“With regards to non-discrimination, every child has the right to equal treatment before the law, irrespective of age, gender, ability, nationality or culture.

“Furthermore, the legislation outlaws any sort of discrimination against children on the basis that they are born in or out of wedlock. Social and legal dictates clearly show that no child should be punished by virtue of not having been sired in a registered union or marriage,” he said.

Ziyambi said government continued to implement measures designed to eliminate all legal and administrative barriers in the registration of births and deaths.

“To that effect, the rate of birth registration has been steadily increasing over the reporting period. It is important to note that even children of refugees are registered regularly,” he said.

Government, Ziyambi further noted, was also working towards strengthening alternative care provisions by promoting family-like care in the form of foster care, supported community care and kinship care.
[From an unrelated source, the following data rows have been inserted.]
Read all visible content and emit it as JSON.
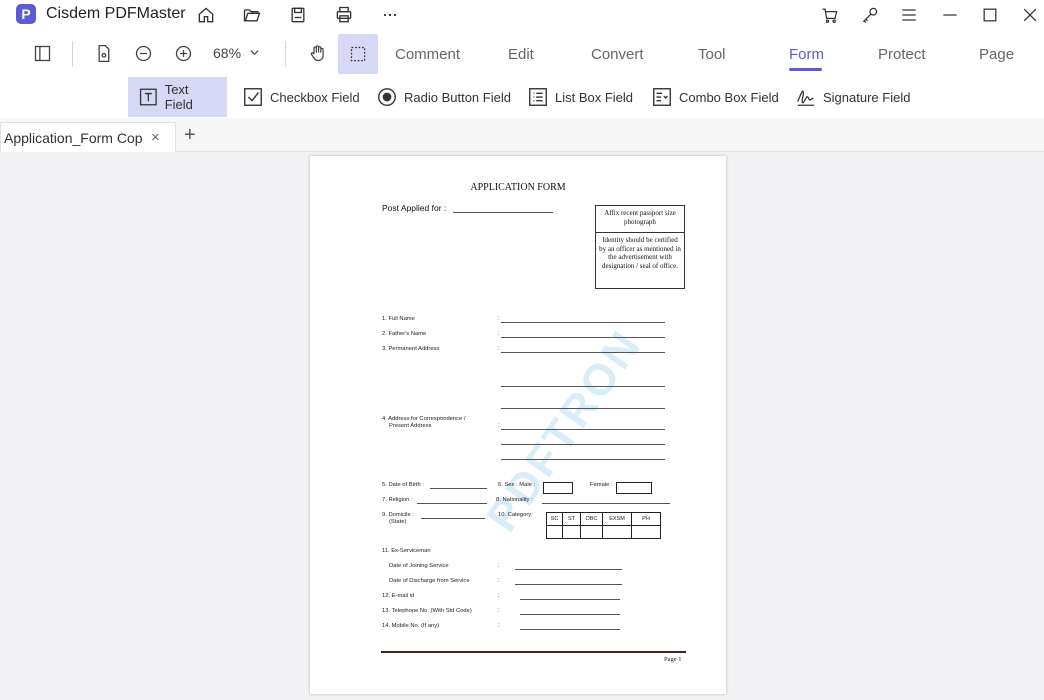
{
  "app": {
    "title": "Cisdem PDFMaster",
    "logo_letter": "P"
  },
  "toolbar": {
    "zoom": "68%",
    "tabs": [
      "Comment",
      "Edit",
      "Convert",
      "Tool",
      "Form",
      "Protect",
      "Page"
    ],
    "active_tab": "Form"
  },
  "formbar": {
    "items": [
      "Text Field",
      "Checkbox Field",
      "Radio Button Field",
      "List Box Field",
      "Combo Box Field",
      "Signature Field"
    ],
    "active_item": "Text Field"
  },
  "doc_tabs": {
    "items": [
      "Application_Form Cop..."
    ],
    "close": "×",
    "add": "+"
  },
  "document": {
    "title": "APPLICATION FORM",
    "post_label": "Post Applied for  :",
    "photo_box": {
      "top": "Affix recent passport size photograph",
      "bottom": "Identity should be certified by an officer as mentioned in the advertisement with designation / seal of office."
    },
    "fields": {
      "full_name": "1. Full Name",
      "father": "2. Father's Name",
      "permanent": "3. Permanent Address",
      "corr1": "4. Address for Correspondence /",
      "corr2": "Present Address",
      "dob": "5. Date of Birth :",
      "sex": "6.  Sex : Male :",
      "female": "Female :",
      "religion": "7. Religion :",
      "nationality": "8.  Nationality :",
      "domicile1": "9. Domicile :",
      "domicile2": "(State)",
      "category": "10.   Category:",
      "ex": "11. Ex-Serviceman",
      "joining": "Date of Joining Service",
      "discharge": "Date of Discharge from Service",
      "email": "12. E-mail id",
      "telephone": "13. Telephone No. (With Std Code)",
      "mobile": "14. Mobile No.   (If any)"
    },
    "categories": [
      "SC",
      "ST",
      "OBC",
      "EXSM",
      "PH"
    ],
    "page_label": "Page 1",
    "watermark": "PDFTRON"
  }
}
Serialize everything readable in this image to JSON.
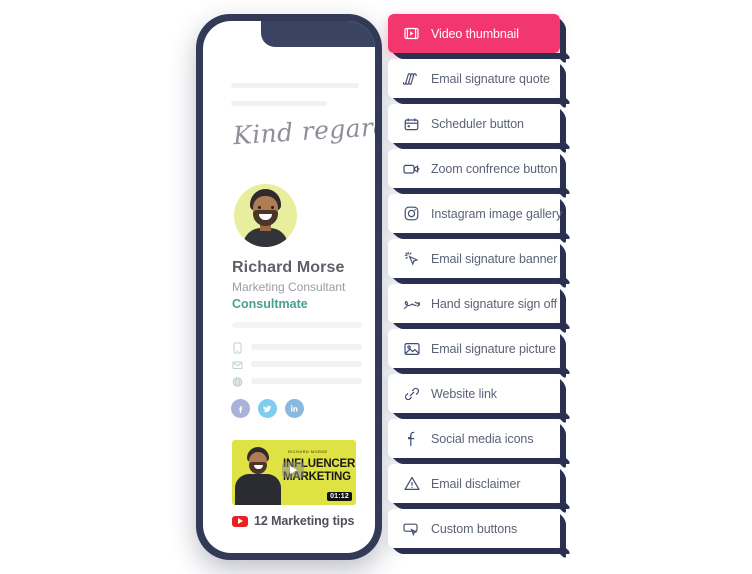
{
  "phone": {
    "signoff": "Kind regards,",
    "profile": {
      "name": "Richard Morse",
      "role": "Marketing Consultant",
      "company": "Consultmate",
      "company_color": "#4aa08f",
      "avatar_alt": "avatar-photo"
    },
    "contact_rows": [
      {
        "icon": "phone-icon",
        "value": ""
      },
      {
        "icon": "email-icon",
        "value": ""
      },
      {
        "icon": "globe-icon",
        "value": ""
      }
    ],
    "social": [
      {
        "icon": "facebook-icon",
        "color": "#a9b3d9"
      },
      {
        "icon": "twitter-icon",
        "color": "#7ecdf1"
      },
      {
        "icon": "linkedin-icon",
        "color": "#8bb8dd"
      }
    ],
    "video": {
      "overline": "RICHARD MORSE",
      "headline_line1": "INFLUENCER",
      "headline_line2": "MARKETING",
      "duration": "01:12",
      "caption": "12 Marketing tips",
      "platform_icon": "youtube-icon",
      "thumb_bg": "#dfe243"
    }
  },
  "menu": {
    "active_color": "#f2376e",
    "items": [
      {
        "label": "Video thumbnail",
        "icon": "video-thumbnail-icon",
        "active": true
      },
      {
        "label": "Email signature quote",
        "icon": "quote-icon",
        "active": false
      },
      {
        "label": "Scheduler button",
        "icon": "calendar-icon",
        "active": false
      },
      {
        "label": "Zoom confrence button",
        "icon": "videocam-icon",
        "active": false
      },
      {
        "label": "Instagram image gallery",
        "icon": "instagram-icon",
        "active": false
      },
      {
        "label": "Email signature banner",
        "icon": "cursor-sparkle-icon",
        "active": false
      },
      {
        "label": "Hand signature sign off",
        "icon": "signature-icon",
        "active": false
      },
      {
        "label": "Email signature picture",
        "icon": "image-icon",
        "active": false
      },
      {
        "label": "Website link",
        "icon": "link-icon",
        "active": false
      },
      {
        "label": "Social media icons",
        "icon": "facebook-glyph-icon",
        "active": false
      },
      {
        "label": "Email disclaimer",
        "icon": "warning-icon",
        "active": false
      },
      {
        "label": "Custom buttons",
        "icon": "custom-button-icon",
        "active": false
      }
    ]
  }
}
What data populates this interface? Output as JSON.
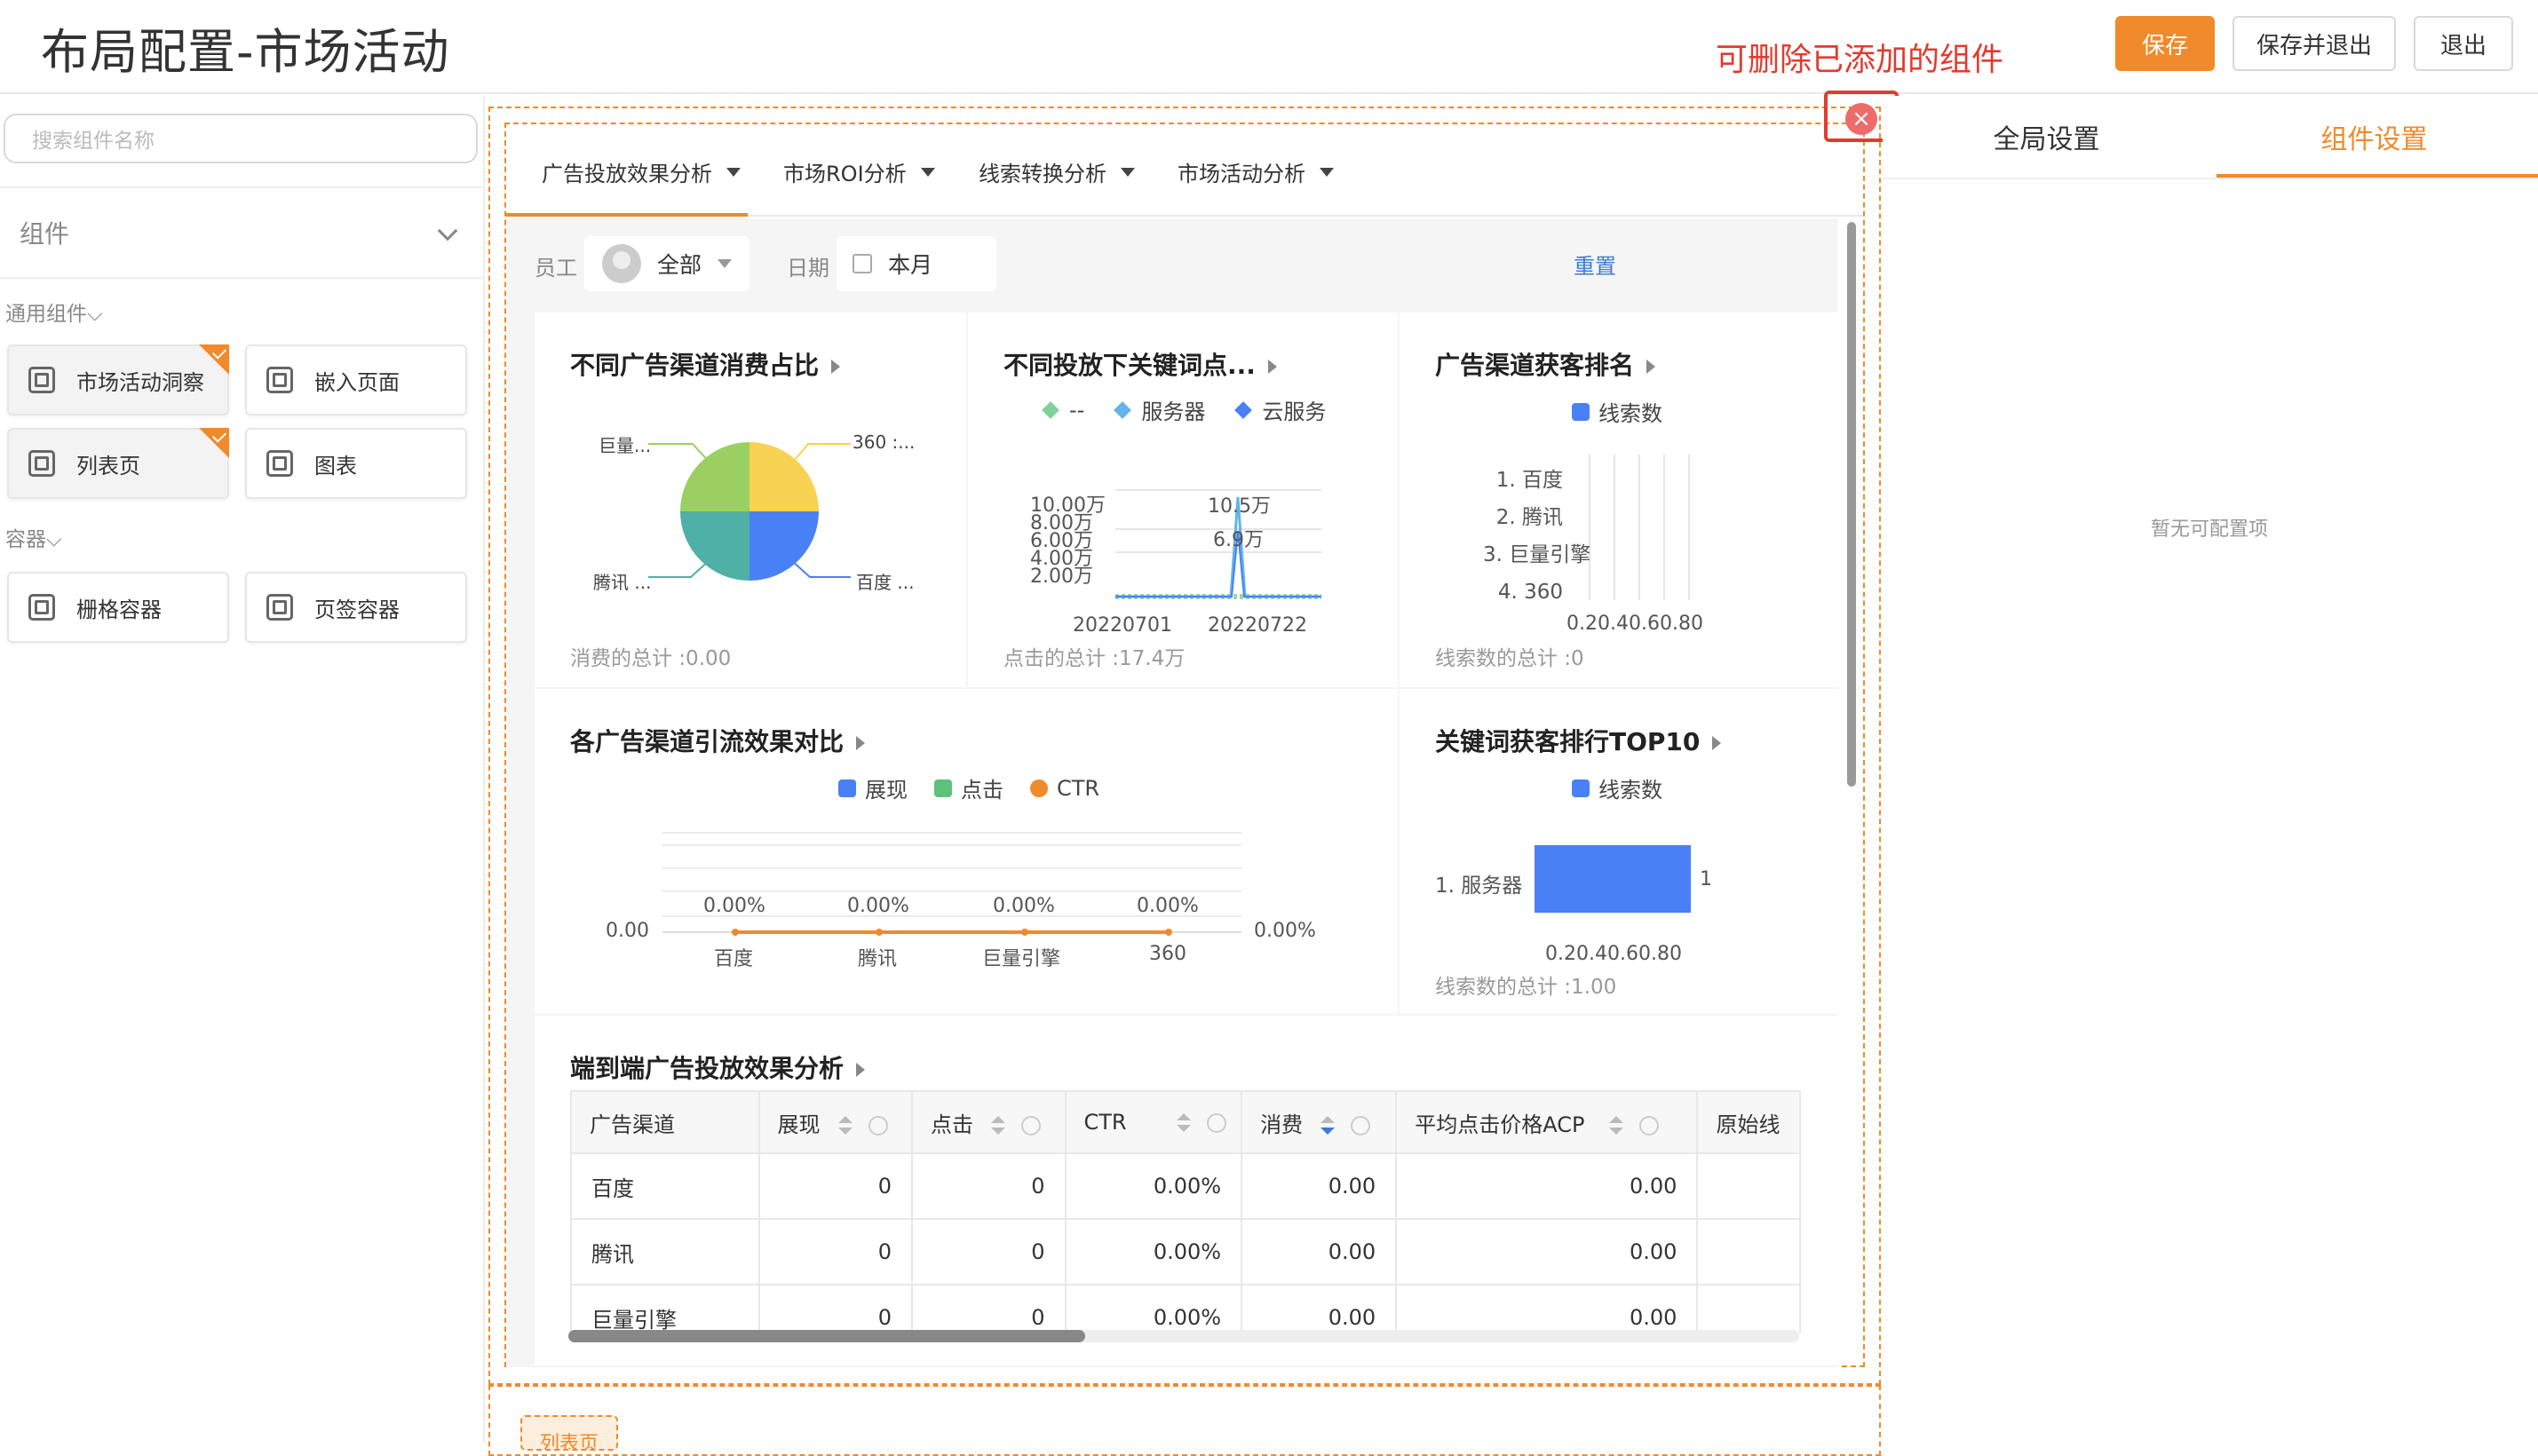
{
  "header": {
    "title": "布局配置-市场活动",
    "hint": "可删除已添加的组件",
    "buttons": {
      "save": "保存",
      "save_exit": "保存并退出",
      "exit": "退出"
    }
  },
  "sidebar": {
    "search_placeholder": "搜索组件名称",
    "section_title": "组件",
    "group_common": "通用组件",
    "group_container": "容器",
    "components": [
      {
        "label": "市场活动洞察"
      },
      {
        "label": "嵌入页面"
      },
      {
        "label": "列表页"
      },
      {
        "label": "图表"
      },
      {
        "label": "栅格容器"
      },
      {
        "label": "页签容器"
      }
    ]
  },
  "canvas": {
    "tabs": [
      "广告投放效果分析",
      "市场ROI分析",
      "线索转换分析",
      "市场活动分析"
    ],
    "filters": {
      "employee_label": "员工",
      "employee_value": "全部",
      "date_label": "日期",
      "date_value": "本月",
      "reset": "重置"
    },
    "lower_tag": "列表页",
    "close_symbol": "×"
  },
  "cards": {
    "pie": {
      "title": "不同广告渠道消费占比",
      "labels": {
        "juliang": "巨量...",
        "c360": "360 :...",
        "tengxun": "腾讯 ...",
        "baidu": "百度 ..."
      },
      "footnote": "消费的总计 :0.00"
    },
    "keyword_line": {
      "title": "不同投放下关键词点...",
      "legend": [
        "-- ",
        "服务器",
        "云服务"
      ],
      "yticks": [
        "10.00万",
        "8.00万",
        "6.00万",
        "4.00万",
        "2.00万"
      ],
      "xticks": [
        "20220701",
        "20220722"
      ],
      "peak_labels": [
        "10.5万",
        "6.9万"
      ],
      "footnote": "点击的总计 :17.4万"
    },
    "channel_rank": {
      "title": "广告渠道获客排名",
      "legend": "线索数",
      "rows": [
        "1. 百度",
        "2. 腾讯",
        "3. 巨量引擎",
        "4. 360"
      ],
      "xticks": "0.20.40.60.80",
      "footnote": "线索数的总计 :0"
    },
    "traffic": {
      "title": "各广告渠道引流效果对比",
      "legend": [
        "展现",
        "点击",
        "CTR"
      ],
      "y_left": "0.00",
      "y_right": "0.00%",
      "categories": [
        "百度",
        "腾讯",
        "巨量引擎",
        "360"
      ],
      "values": [
        "0.00%",
        "0.00%",
        "0.00%",
        "0.00%"
      ]
    },
    "keyword_top": {
      "title": "关键词获客排行TOP10",
      "legend": "线索数",
      "row": "1. 服务器",
      "value": "1",
      "xticks": "0.20.40.60.80",
      "footnote": "线索数的总计 :1.00"
    },
    "table": {
      "title": "端到端广告投放效果分析",
      "headers": [
        "广告渠道",
        "展现",
        "点击",
        "CTR",
        "消费",
        "平均点击价格ACP",
        "原始线"
      ],
      "rows": [
        [
          "百度",
          "0",
          "0",
          "0.00%",
          "0.00",
          "0.00"
        ],
        [
          "腾讯",
          "0",
          "0",
          "0.00%",
          "0.00",
          "0.00"
        ],
        [
          "巨量引擎",
          "0",
          "0",
          "0.00%",
          "0.00",
          "0.00"
        ]
      ]
    }
  },
  "right_panel": {
    "tabs": [
      "全局设置",
      "组件设置"
    ],
    "empty": "暂无可配置项"
  },
  "colors": {
    "accent": "#f08a2a",
    "blue": "#4a80f5",
    "green": "#5cc27a",
    "alert": "#e23b2e"
  }
}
“Government remains committed to working closely with stakeholders and development partners to ensure the full realisation of children’s rights,” he added.